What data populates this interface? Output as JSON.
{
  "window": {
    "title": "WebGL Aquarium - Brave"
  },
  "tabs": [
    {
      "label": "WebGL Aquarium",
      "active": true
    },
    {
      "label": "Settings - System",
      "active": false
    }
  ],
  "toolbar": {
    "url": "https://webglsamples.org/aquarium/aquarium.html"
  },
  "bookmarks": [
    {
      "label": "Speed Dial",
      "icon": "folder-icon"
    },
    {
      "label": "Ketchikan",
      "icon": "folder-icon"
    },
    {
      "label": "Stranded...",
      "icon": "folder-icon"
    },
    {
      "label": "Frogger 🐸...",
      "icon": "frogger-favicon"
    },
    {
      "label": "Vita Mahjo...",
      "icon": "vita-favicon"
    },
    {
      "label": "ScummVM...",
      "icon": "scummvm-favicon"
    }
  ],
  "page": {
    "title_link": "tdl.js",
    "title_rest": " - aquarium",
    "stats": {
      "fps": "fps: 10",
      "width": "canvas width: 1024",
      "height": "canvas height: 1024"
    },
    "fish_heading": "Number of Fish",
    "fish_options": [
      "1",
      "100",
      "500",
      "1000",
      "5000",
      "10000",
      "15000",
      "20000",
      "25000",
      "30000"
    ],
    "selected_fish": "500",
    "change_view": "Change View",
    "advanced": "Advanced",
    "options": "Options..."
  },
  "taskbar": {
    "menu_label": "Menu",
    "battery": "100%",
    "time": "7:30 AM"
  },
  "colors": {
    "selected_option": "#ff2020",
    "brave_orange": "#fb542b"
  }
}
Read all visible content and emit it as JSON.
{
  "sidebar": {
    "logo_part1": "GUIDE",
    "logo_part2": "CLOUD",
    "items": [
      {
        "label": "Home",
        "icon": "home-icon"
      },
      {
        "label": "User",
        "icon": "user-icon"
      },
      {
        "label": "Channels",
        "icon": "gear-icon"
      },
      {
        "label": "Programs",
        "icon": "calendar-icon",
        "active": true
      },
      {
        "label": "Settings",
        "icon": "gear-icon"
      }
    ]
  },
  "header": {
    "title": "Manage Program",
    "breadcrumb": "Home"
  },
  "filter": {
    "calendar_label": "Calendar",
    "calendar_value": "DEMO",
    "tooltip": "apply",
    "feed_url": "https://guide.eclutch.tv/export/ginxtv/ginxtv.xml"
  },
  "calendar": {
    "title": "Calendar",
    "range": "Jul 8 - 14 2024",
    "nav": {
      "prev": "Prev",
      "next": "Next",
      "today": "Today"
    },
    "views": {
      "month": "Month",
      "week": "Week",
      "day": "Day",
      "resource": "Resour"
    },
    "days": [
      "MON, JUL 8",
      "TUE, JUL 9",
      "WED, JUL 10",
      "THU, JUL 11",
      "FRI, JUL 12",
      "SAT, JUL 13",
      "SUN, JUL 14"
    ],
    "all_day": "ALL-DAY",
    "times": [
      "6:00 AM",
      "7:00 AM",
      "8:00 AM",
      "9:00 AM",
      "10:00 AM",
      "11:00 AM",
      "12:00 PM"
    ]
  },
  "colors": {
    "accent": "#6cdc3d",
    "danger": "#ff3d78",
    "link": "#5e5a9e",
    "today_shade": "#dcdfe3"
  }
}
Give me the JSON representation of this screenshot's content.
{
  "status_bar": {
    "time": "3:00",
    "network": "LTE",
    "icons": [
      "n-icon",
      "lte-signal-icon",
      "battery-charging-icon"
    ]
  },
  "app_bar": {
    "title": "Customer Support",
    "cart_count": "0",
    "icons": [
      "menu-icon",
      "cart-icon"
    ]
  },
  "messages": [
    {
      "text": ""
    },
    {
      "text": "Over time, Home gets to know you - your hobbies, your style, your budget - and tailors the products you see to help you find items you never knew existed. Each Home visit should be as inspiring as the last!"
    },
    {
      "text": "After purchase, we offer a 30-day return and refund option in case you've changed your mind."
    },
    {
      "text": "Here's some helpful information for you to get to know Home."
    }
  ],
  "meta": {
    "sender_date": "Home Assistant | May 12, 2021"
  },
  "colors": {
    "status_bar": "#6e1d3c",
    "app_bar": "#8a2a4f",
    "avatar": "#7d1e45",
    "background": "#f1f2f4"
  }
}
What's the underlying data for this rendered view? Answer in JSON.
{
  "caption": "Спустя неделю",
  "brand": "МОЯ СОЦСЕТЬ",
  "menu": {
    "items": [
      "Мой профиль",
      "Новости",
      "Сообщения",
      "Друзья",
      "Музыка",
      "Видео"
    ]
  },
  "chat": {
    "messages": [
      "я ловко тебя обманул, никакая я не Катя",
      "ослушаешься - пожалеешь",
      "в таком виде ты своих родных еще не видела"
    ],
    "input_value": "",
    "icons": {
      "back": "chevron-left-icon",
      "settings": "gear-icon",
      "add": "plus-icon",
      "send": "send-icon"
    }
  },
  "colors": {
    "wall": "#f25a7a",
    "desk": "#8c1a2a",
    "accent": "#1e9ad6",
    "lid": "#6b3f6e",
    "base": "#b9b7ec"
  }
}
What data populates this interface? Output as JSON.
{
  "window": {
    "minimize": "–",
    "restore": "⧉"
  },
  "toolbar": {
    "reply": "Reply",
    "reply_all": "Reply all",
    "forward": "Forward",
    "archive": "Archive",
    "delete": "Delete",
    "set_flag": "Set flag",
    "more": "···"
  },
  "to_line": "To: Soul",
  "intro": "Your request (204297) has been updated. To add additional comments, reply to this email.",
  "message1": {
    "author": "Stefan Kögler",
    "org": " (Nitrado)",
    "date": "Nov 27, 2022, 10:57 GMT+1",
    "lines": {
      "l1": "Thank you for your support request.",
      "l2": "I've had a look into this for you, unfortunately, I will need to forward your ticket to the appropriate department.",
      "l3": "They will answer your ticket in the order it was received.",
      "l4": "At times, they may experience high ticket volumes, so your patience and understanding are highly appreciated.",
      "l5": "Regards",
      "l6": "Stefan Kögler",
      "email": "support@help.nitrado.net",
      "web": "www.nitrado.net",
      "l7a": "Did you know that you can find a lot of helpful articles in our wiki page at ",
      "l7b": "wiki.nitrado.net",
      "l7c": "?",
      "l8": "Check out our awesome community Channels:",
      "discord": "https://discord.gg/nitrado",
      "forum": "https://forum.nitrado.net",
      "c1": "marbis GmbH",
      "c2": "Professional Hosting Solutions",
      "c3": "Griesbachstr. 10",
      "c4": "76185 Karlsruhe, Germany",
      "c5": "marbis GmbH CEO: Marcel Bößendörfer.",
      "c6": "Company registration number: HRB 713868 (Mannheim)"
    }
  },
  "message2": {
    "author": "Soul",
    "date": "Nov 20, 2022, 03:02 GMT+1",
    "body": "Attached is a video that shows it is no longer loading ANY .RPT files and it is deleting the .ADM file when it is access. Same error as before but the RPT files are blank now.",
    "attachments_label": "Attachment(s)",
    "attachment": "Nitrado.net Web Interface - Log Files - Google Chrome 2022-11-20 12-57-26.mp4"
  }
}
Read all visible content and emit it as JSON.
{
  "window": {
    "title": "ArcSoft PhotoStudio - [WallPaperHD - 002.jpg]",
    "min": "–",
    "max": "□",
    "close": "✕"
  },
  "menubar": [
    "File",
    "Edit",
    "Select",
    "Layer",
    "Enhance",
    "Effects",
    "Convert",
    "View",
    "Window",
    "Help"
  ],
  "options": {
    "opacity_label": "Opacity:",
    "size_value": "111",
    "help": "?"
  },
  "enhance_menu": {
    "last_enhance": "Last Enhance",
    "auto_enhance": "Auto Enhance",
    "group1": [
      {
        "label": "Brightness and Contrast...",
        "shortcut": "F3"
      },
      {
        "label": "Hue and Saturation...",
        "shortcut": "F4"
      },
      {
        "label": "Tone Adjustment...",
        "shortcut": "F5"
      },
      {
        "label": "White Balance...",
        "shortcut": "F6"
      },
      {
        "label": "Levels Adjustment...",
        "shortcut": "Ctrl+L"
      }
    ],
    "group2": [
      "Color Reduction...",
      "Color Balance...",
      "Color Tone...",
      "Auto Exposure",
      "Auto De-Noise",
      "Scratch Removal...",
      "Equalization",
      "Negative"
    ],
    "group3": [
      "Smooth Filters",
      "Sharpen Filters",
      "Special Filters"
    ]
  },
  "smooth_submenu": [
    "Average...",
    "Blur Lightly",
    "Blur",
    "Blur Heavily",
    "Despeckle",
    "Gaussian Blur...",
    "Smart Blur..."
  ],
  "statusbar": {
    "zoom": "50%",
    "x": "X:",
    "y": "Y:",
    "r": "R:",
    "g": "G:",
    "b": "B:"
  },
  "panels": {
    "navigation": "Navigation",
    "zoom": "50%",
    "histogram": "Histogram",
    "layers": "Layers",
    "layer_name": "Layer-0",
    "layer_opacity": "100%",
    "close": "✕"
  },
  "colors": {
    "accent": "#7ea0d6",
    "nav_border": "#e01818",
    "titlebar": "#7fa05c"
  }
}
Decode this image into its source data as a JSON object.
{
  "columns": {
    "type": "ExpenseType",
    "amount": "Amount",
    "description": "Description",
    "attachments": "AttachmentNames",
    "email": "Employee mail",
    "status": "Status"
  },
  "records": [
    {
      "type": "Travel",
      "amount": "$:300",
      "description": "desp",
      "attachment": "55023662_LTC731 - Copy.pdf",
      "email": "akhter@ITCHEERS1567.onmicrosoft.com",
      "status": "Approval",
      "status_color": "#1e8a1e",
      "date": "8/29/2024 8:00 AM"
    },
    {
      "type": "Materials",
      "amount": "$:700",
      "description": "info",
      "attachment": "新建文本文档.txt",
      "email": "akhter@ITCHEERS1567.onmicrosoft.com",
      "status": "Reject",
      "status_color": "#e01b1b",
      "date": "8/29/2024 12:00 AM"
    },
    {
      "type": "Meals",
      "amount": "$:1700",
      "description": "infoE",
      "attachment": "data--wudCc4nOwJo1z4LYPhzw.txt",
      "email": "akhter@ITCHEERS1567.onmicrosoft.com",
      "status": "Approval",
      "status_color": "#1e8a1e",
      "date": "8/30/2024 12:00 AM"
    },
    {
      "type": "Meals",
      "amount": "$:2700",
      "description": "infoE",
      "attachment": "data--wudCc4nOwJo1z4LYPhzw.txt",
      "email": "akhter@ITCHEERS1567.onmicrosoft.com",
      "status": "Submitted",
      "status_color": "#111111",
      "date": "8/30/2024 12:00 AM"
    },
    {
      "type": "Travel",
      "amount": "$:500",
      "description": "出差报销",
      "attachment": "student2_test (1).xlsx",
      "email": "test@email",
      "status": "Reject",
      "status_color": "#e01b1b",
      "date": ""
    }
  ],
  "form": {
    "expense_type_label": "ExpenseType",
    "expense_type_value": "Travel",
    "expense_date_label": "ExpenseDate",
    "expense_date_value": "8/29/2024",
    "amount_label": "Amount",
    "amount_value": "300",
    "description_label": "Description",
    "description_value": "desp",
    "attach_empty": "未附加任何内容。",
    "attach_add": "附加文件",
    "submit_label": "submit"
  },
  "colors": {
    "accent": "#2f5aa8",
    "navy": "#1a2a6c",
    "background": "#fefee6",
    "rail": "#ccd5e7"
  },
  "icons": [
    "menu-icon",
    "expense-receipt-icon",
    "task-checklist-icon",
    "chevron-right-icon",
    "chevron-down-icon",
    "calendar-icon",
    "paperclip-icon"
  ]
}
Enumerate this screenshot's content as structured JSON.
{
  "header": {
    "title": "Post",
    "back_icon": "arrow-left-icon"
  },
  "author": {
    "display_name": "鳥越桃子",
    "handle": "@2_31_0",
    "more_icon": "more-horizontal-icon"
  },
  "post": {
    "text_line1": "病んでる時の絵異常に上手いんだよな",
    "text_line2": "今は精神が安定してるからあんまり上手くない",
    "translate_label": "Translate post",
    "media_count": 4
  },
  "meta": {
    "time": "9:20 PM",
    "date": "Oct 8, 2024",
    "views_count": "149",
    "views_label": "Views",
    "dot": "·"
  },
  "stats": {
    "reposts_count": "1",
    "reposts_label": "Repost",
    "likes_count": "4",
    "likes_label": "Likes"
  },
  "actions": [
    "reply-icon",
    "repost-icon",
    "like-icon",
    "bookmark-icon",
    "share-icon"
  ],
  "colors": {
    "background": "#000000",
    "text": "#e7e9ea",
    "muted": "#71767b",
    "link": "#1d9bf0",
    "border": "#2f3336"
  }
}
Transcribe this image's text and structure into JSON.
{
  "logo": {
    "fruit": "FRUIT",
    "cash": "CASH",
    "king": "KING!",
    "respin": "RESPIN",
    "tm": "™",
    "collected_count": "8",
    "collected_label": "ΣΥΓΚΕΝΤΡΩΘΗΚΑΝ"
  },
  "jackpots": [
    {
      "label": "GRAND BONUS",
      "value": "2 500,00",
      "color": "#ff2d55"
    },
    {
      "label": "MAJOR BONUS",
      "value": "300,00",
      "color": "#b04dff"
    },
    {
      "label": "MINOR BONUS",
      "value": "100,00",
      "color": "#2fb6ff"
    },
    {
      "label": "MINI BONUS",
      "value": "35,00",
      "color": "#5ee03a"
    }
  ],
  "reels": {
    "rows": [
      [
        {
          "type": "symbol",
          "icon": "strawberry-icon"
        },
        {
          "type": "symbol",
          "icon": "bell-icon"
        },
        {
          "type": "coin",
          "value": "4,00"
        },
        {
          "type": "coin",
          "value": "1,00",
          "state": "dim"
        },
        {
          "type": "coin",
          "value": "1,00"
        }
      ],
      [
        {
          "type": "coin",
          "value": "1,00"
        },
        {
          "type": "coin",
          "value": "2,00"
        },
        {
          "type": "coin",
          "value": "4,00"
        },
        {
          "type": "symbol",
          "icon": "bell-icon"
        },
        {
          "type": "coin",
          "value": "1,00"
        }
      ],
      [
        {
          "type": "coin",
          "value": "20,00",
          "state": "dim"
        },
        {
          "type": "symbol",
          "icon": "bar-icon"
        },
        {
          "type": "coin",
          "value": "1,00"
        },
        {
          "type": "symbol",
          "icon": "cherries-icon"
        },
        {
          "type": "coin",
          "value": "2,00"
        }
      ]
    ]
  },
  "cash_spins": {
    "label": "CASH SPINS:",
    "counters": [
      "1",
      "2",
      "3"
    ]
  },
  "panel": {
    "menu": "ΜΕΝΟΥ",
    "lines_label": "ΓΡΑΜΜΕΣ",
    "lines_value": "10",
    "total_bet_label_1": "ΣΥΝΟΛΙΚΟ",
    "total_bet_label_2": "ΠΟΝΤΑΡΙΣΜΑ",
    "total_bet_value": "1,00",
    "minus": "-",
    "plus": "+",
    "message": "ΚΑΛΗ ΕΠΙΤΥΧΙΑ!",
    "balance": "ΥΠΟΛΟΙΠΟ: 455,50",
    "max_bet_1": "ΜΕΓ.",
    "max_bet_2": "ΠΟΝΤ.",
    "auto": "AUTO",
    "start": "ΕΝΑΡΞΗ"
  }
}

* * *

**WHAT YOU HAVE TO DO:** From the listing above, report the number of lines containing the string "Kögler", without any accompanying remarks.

**ANSWER TO THIS TASK:** 2